There are two fine examples of resource books to help you understand the benefits and responsibilities under the law for ministers. There are other publishers, but we strongly advise individuals to purchase the following: Zondervan Ministers Tax and Financial Planning Guide, and Zondervan Tax and Financial Planning Guide for Churches and Nonprofits. Both are available in our bookstore. You really must have these two books to understand what is expected of you under the laws for reporting ministerial income and filing for the advantages provided to ministers under the tax code.
It is strongly advised that you seek a local tax adviser so that you do not fail to claim benefits to which you may be entitled and also to fully report all income. H&R Block is an excellent resource. They also offer an insurance policy of sorts that covers the penalties and interest AND the actual taxes if they make an error in computing your tax owed. Ministers have many benefits, and oftentimes H&R Block tax preparers may not be aware of all the advantages ministers may take on their returns. The Zondervan guides will assist you, and you can show the books to the preparers and they will check to make sure you have the advantage of all of the allowed benefits IF you are entitled to them. Both books are available from the ULC catalog.

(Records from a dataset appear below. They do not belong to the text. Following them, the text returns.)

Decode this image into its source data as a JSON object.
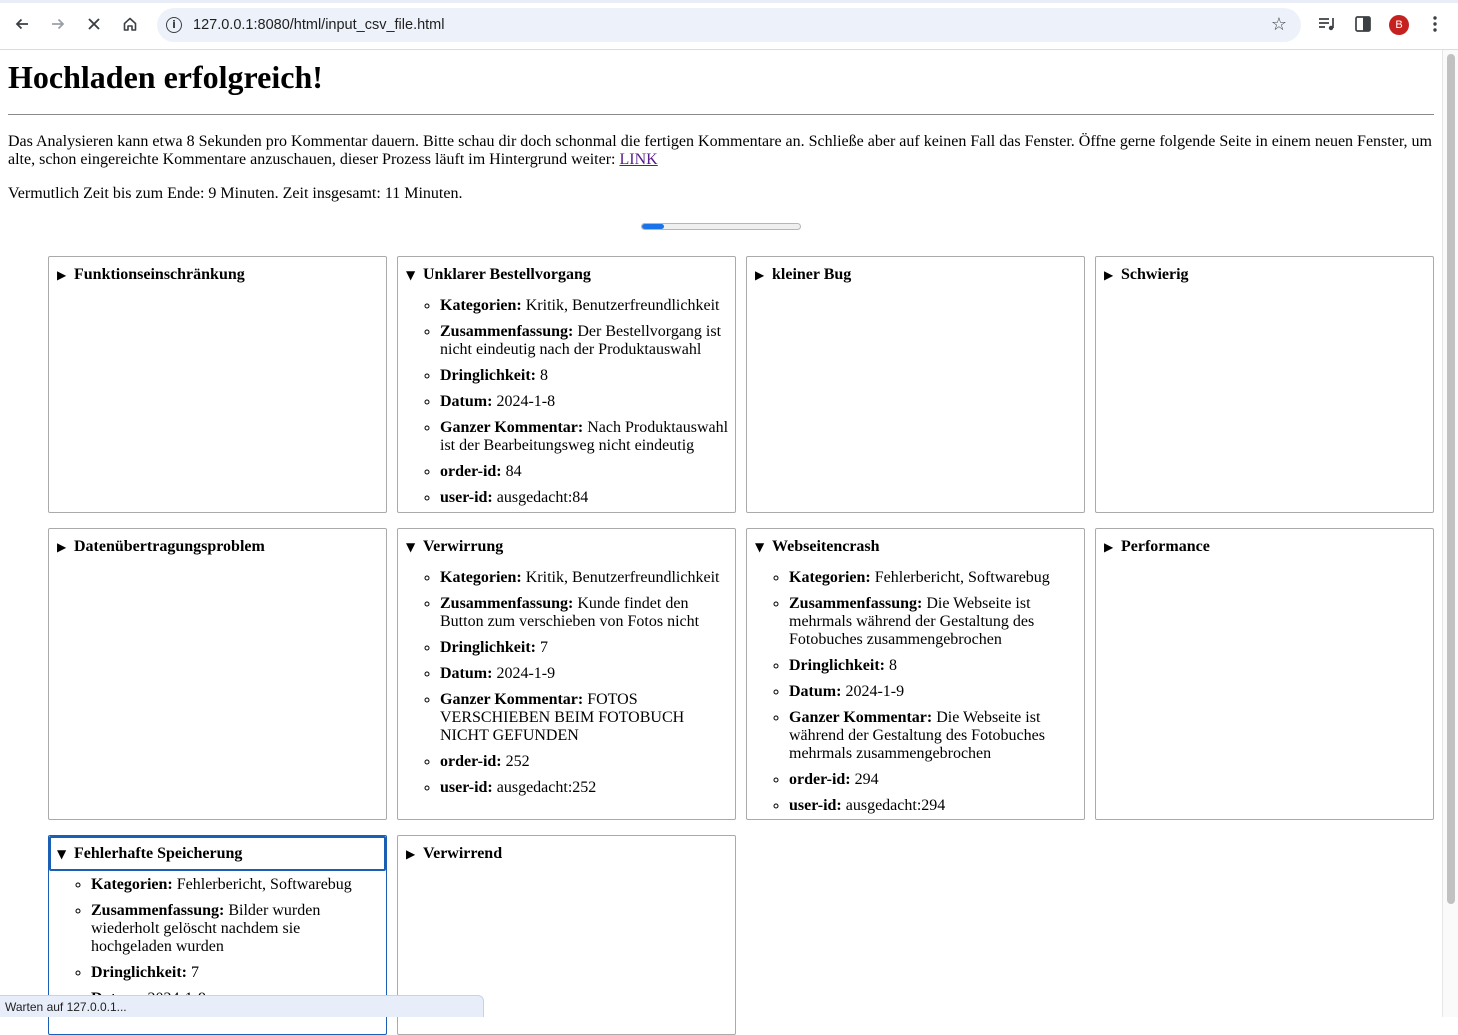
{
  "browser": {
    "url": "127.0.0.1:8080/html/input_csv_file.html",
    "profile_initial": "B",
    "status_text": "Warten auf 127.0.0.1..."
  },
  "page": {
    "title": "Hochladen erfolgreich!",
    "intro_text": "Das Analysieren kann etwa 8 Sekunden pro Kommentar dauern. Bitte schau dir doch schonmal die fertigen Kommentare an. Schließe aber auf keinen Fall das Fenster. Öffne gerne folgende Seite in einem neuen Fenster, um alte, schon eingereichte Kommentare anzuschauen, dieser Prozess läuft im Hintergrund weiter: ",
    "link_text": "LINK",
    "eta_text": "Vermutlich Zeit bis zum Ende: 9 Minuten. Zeit insgesamt: 11 Minuten.",
    "progress_percent": 14
  },
  "labels": {
    "categories": "Kategorien:",
    "summary": "Zusammenfassung:",
    "urgency": "Dringlichkeit:",
    "date": "Datum:",
    "full_comment": "Ganzer Kommentar:",
    "order_id": "order-id:",
    "user_id": "user-id:"
  },
  "cards": [
    {
      "title": "Funktionseinschränkung",
      "open": false
    },
    {
      "title": "Unklarer Bestellvorgang",
      "open": true,
      "categories": "Kritik, Benutzerfreundlichkeit",
      "summary": "Der Bestellvorgang ist nicht eindeutig nach der Produktauswahl",
      "urgency": "8",
      "date": "2024-1-8",
      "full_comment": "Nach Produktauswahl ist der Bearbeitungsweg nicht eindeutig",
      "order_id": "84",
      "user_id": "ausgedacht:84"
    },
    {
      "title": "kleiner Bug",
      "open": false
    },
    {
      "title": "Schwierig",
      "open": false
    },
    {
      "title": "Datenübertragungsproblem",
      "open": false
    },
    {
      "title": "Verwirrung",
      "open": true,
      "categories": "Kritik, Benutzerfreundlichkeit",
      "summary": "Kunde findet den Button zum verschieben von Fotos nicht",
      "urgency": "7",
      "date": "2024-1-9",
      "full_comment": "FOTOS VERSCHIEBEN BEIM FOTOBUCH NICHT GEFUNDEN",
      "order_id": "252",
      "user_id": "ausgedacht:252"
    },
    {
      "title": "Webseitencrash",
      "open": true,
      "categories": "Fehlerbericht, Softwarebug",
      "summary": "Die Webseite ist mehrmals während der Gestaltung des Fotobuches zusammengebrochen",
      "urgency": "8",
      "date": "2024-1-9",
      "full_comment": "Die Webseite ist während der Gestaltung des Fotobuches mehrmals zusammengebrochen",
      "order_id": "294",
      "user_id": "ausgedacht:294"
    },
    {
      "title": "Performance",
      "open": false
    },
    {
      "title": "Fehlerhafte Speicherung",
      "open": true,
      "categories": "Fehlerbericht, Softwarebug",
      "summary": "Bilder wurden wiederholt gelöscht nachdem sie hochgeladen wurden",
      "urgency": "7",
      "date": "2024-1-9"
    },
    {
      "title": "Verwirrend",
      "open": false
    }
  ]
}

You must be actively engaged in the performance of the duties of a minister in your belief system. Saying a prayer before meals is not sufficient to claim benefits under the tax code. Reasonableness has to be understood by the individual and it IS understood and enforced by the IRS.
Compensation to a minister by a church or other religious organization must be “commensurate” with the duties performed. If you are “over paid” there are penalties for that which may amount to 100% tax plus penalties. Honesty and sincerity are vital and if you do not have those traits, you may be in the wrong field of work.

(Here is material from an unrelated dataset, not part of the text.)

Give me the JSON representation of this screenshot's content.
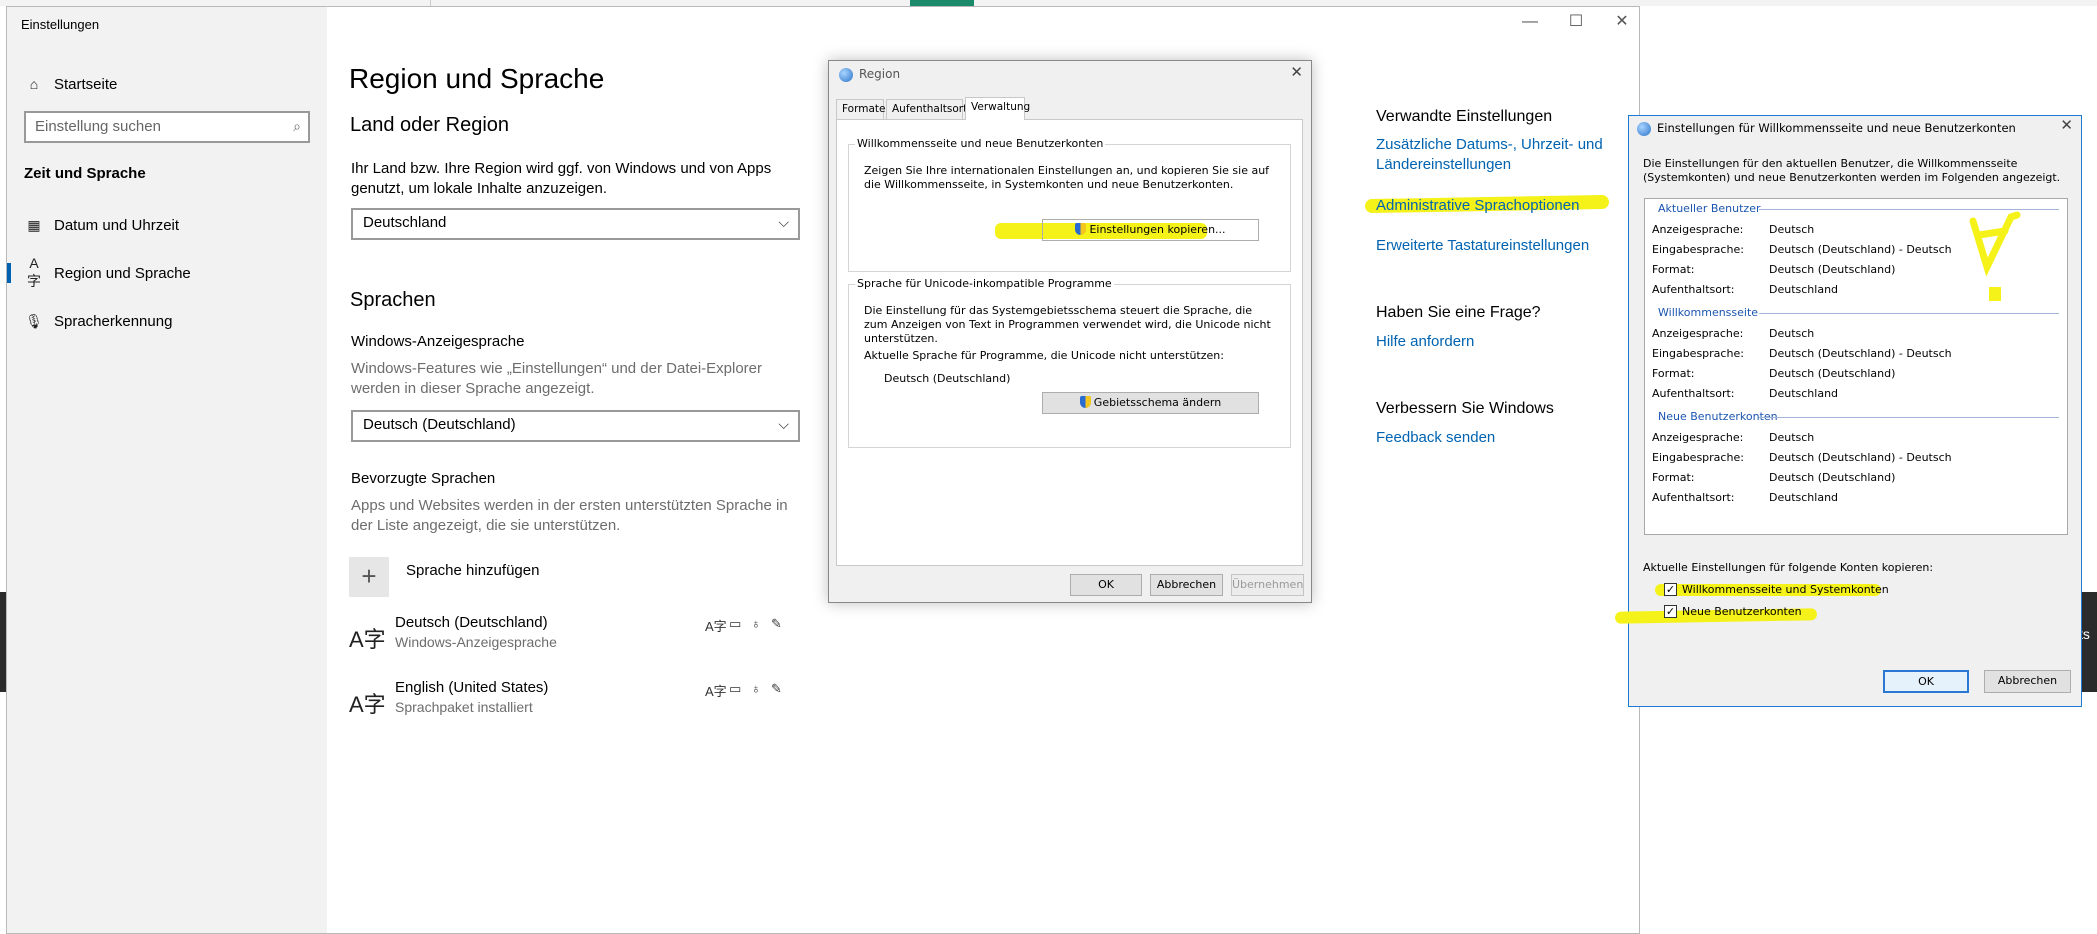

Is it possible that a person can self-ordain? Yes, but there is much misunderstanding about such a status. In the Bible in John 15:16 it states: (depending upon which translation) “For ye have not chosen me, but I have chosen you and ordained you before the foundation of the earth…” If God has chosen you and ordained you, you would certainly not have any need for a piece of paper from some religious organization. That may be correct in the religious meaning of the term ordination, however it is usually not sufficient for society. Yes, you can have “the calling” and be filled with the Spirit and be able to do all of the duties of a minister. Our society expects ministers to have the approval of some religious organization. Remember while it may not be the law, it is the expectation, just as it is for those practicing medicine and the law.
The Universal Life Church realized this almost fifty years ago when it made the decision to ordain all who ask, without questions as to beliefs and for free.
We trust that this discourse will help you to have a clearer understanding of ordination and your responsibilities as an ordained minister. Invest in the Zondervan books, and you will be ready to begin your life giving and helping others both in their times of need and joy.